A retired U.S. general said Thursday that the Dutch policy of allowing openly gay soldiers to serve in its military led, in part, to its failure to halt the massacre of Muslims in the Bosnian town of Srebrenica in 1995.
Immediately afterward, the Dutch ambassador to the United States issued a sharp denial.
After the collapse of the Soviet Union in 1991, "nations like Belgium, Luxembourg, the Dutch, et cetera, firmly believed there was no longer a need for an active combat capability in the militaries," John Sheehan, former supreme allied commander – Atlantic, told a Senate hearing on the "Don't Ask, Don't Tell" policy under which gays are not allowed to serve in the U.S. military openly.
"As a result, they declared a peace dividend and made a conscious effort to socialize their military," he said. "That includes the unionization of their militaries. It includes open homosexuality demonstrated in a series of other activities, with a focus on peacekeeping operations, because they did not believe the Germans were going to attack again or the Soviets were coming back."
"That led to a force that was ill-equipped to go to war.
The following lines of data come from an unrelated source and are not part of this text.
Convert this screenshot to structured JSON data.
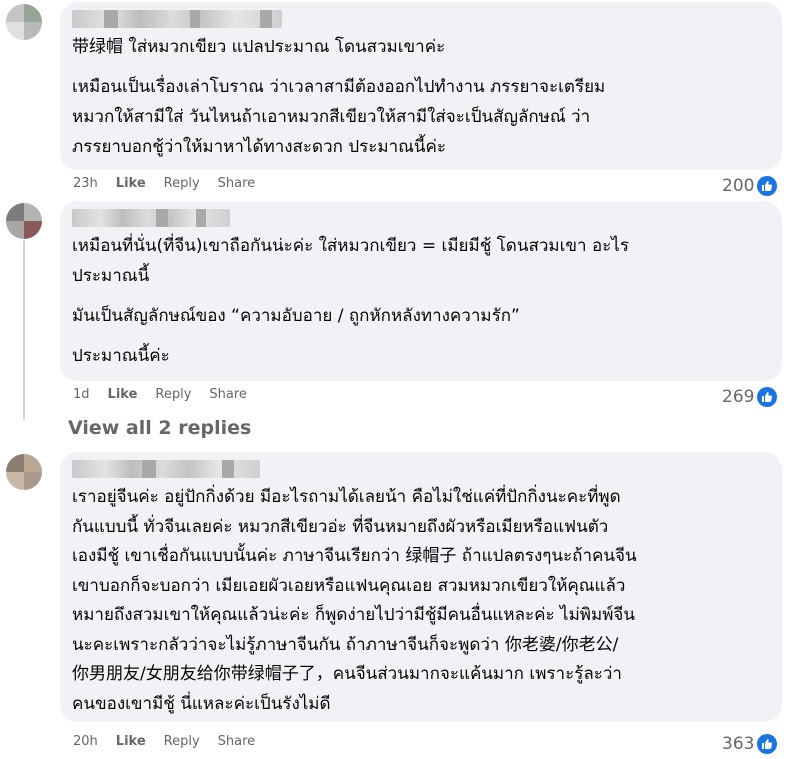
{
  "comments": [
    {
      "lines": [
        "带绿帽 ใส่หมวกเขียว แปลประมาณ โดนสวมเขาค่ะ",
        "",
        "เหมือนเป็นเรื่องเล่าโบราณ ว่าเวลาสามีต้องออกไปทำงาน ภรรยาจะเตรียม",
        "หมวกให้สามีใส่ วันไหนถ้าเอาหมวกสีเขียวให้สามีใส่จะเป็นสัญลักษณ์ ว่า",
        "ภรรยาบอกชู้ว่าให้มาหาได้ทางสะดวก ประมาณนี้ค่ะ"
      ],
      "time": "23h",
      "like_label": "Like",
      "reply_label": "Reply",
      "share_label": "Share",
      "reaction_count": "200"
    },
    {
      "lines": [
        "เหมือนที่นั่น(ที่จีน)เขาถือกันน่ะค่ะ ใส่หมวกเขียว = เมียมีชู้ โดนสวมเขา อะไร",
        "ประมาณนี้",
        "",
        "มันเป็นสัญลักษณ์ของ “ความอับอาย / ถูกหักหลังทางความรัก”",
        "",
        "ประมาณนี้ค่ะ"
      ],
      "time": "1d",
      "like_label": "Like",
      "reply_label": "Reply",
      "share_label": "Share",
      "reaction_count": "269"
    },
    {
      "lines": [
        "เราอยู่จีนค่ะ อยู่ปักกิ่งด้วย มีอะไรถามได้เลยน้า คือไม่ใช่แค่ที่ปักกิ่งนะคะที่พูด",
        "กันแบบนี้ ทั่วจีนเลยค่ะ หมวกสีเขียวอ่ะ ที่จีนหมายถึงผัวหรือเมียหรือแฟนตัว",
        "เองมีชู้ เขาเชื่อกันแบบนั้นค่ะ ภาษาจีนเรียกว่า 绿帽子 ถ้าแปลตรงๆนะถ้าคนจีน",
        "เขาบอกก็จะบอกว่า เมียเอยผัวเอยหรือแฟนคุณเอย สวมหมวกเขียวให้คุณแล้ว",
        "หมายถึงสวมเขาให้คุณแล้วน่ะค่ะ ก็พูดง่ายไปว่ามีชู้มีคนอื่นแหละค่ะ ไม่พิมพ์จีน",
        "นะคะเพราะกลัวว่าจะไม่รู้ภาษาจีนกัน ถ้าภาษาจีนก็จะพูดว่า 你老婆/你老公/",
        "你男朋友/女朋友给你带绿帽子了，คนจีนส่วนมากจะแค้นมาก เพราะรู้ละว่า",
        "คนของเขามีชู้ นี่แหละค่ะเป็นรังไม่ดี"
      ],
      "time": "20h",
      "like_label": "Like",
      "reply_label": "Reply",
      "share_label": "Share",
      "reaction_count": "363"
    }
  ],
  "view_replies_label": "View all 2 replies",
  "colors": {
    "bubble": "#f0f2f5",
    "muted_text": "#65676b",
    "like_blue": "#1b74e4"
  },
  "icons": [
    "like-reaction-icon"
  ]
}
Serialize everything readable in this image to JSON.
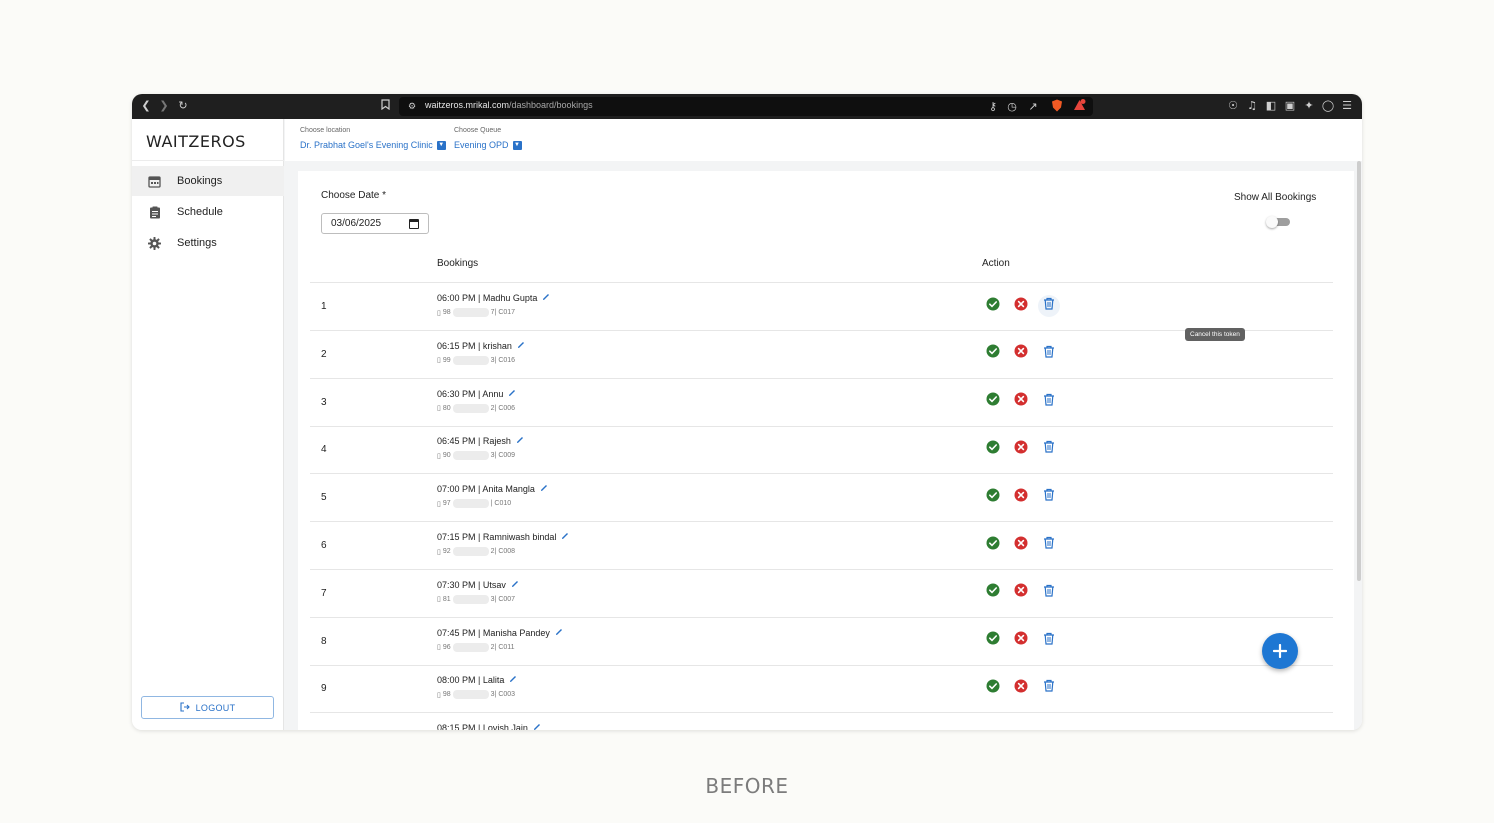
{
  "browser": {
    "url_host": "waitzeros.mrikal.com",
    "url_path": "/dashboard/bookings"
  },
  "sidebar": {
    "brand": "WAITZEROS",
    "items": [
      {
        "label": "Bookings",
        "icon": "calendar-icon",
        "active": true
      },
      {
        "label": "Schedule",
        "icon": "clipboard-icon",
        "active": false
      },
      {
        "label": "Settings",
        "icon": "gear-icon",
        "active": false
      }
    ],
    "logout_label": "LOGOUT"
  },
  "topbar": {
    "location_label": "Choose location",
    "location_value": "Dr. Prabhat Goel's Evening Clinic",
    "queue_label": "Choose Queue",
    "queue_value": "Evening OPD"
  },
  "filters": {
    "date_label": "Choose Date *",
    "date_value": "03/06/2025",
    "show_all_label": "Show All Bookings",
    "show_all_on": false
  },
  "table": {
    "headers": {
      "bookings": "Bookings",
      "action": "Action"
    },
    "rows": [
      {
        "index": "1",
        "title": "06:00 PM | Madhu Gupta",
        "phone_prefix": "98",
        "phone_end": "7",
        "code": "| C017"
      },
      {
        "index": "2",
        "title": "06:15 PM | krishan",
        "phone_prefix": "99",
        "phone_end": "3",
        "code": "| C016"
      },
      {
        "index": "3",
        "title": "06:30 PM | Annu",
        "phone_prefix": "80",
        "phone_end": "2",
        "code": "| C006"
      },
      {
        "index": "4",
        "title": "06:45 PM | Rajesh",
        "phone_prefix": "90",
        "phone_end": "3",
        "code": "| C009"
      },
      {
        "index": "5",
        "title": "07:00 PM | Anita Mangla",
        "phone_prefix": "97",
        "phone_end": "",
        "code": "| C010"
      },
      {
        "index": "6",
        "title": "07:15 PM | Ramniwash bindal",
        "phone_prefix": "92",
        "phone_end": "2",
        "code": "| C008"
      },
      {
        "index": "7",
        "title": "07:30 PM | Utsav",
        "phone_prefix": "81",
        "phone_end": "3",
        "code": "| C007"
      },
      {
        "index": "8",
        "title": "07:45 PM | Manisha Pandey",
        "phone_prefix": "96",
        "phone_end": "2",
        "code": "| C011"
      },
      {
        "index": "9",
        "title": "08:00 PM | Lalita",
        "phone_prefix": "98",
        "phone_end": "3",
        "code": "| C003"
      },
      {
        "index": "",
        "title": "08:15 PM | Lovish Jain",
        "phone_prefix": "",
        "phone_end": "",
        "code": ""
      }
    ]
  },
  "tooltip": "Cancel this token",
  "caption": "BEFORE",
  "colors": {
    "accent": "#1e77d3",
    "link": "#2a72c8",
    "confirm": "#2e7d32",
    "cancel": "#d32f2f",
    "toolbar": "#1f1f1f"
  }
}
The case in point that I'm referring to is when the Dutch were required to defend Srebrenica against the Serbs. The battalion was under-strength, poorly led, and the Serbs came into town, handcuffed the soldiers to the telephone poles, marched the Muslims off, and executed them," Sheehan said. "That was the largest massacre in Europe since World War II."
Asked if Dutch leaders had told him that the Dutch military's performance was linked to its gay soldiers, he said, "Yes ... They included that as part of the problem."
In a written statement, the Dutch ambassador to the U.S., Renee Jones-Bos, said about Sheehan's comments, "I couldn't disagree more.
"I take pride in the fact that lesbians and gays have served openly and with distinction in the Dutch military forces for decades, including in leading operational positions, such as in Afghanistan at the moment," she said.
"The military mission of Dutch U.N. soldiers at Srebrenica has been exhaustively studied and evaluated, nationally and internationally. There is nothing in these reports that suggests any relationship between gays serving in the military and the mass murder of Bosnian Muslims."
They were referring to the incident that began on July 11 1995, when Serb forces overran the United Nations "safe zone" of Srebrenica and systematically executed men and boys while expelling the rest of the Muslim population. In all, 8,000 Bosnian Muslims were killed.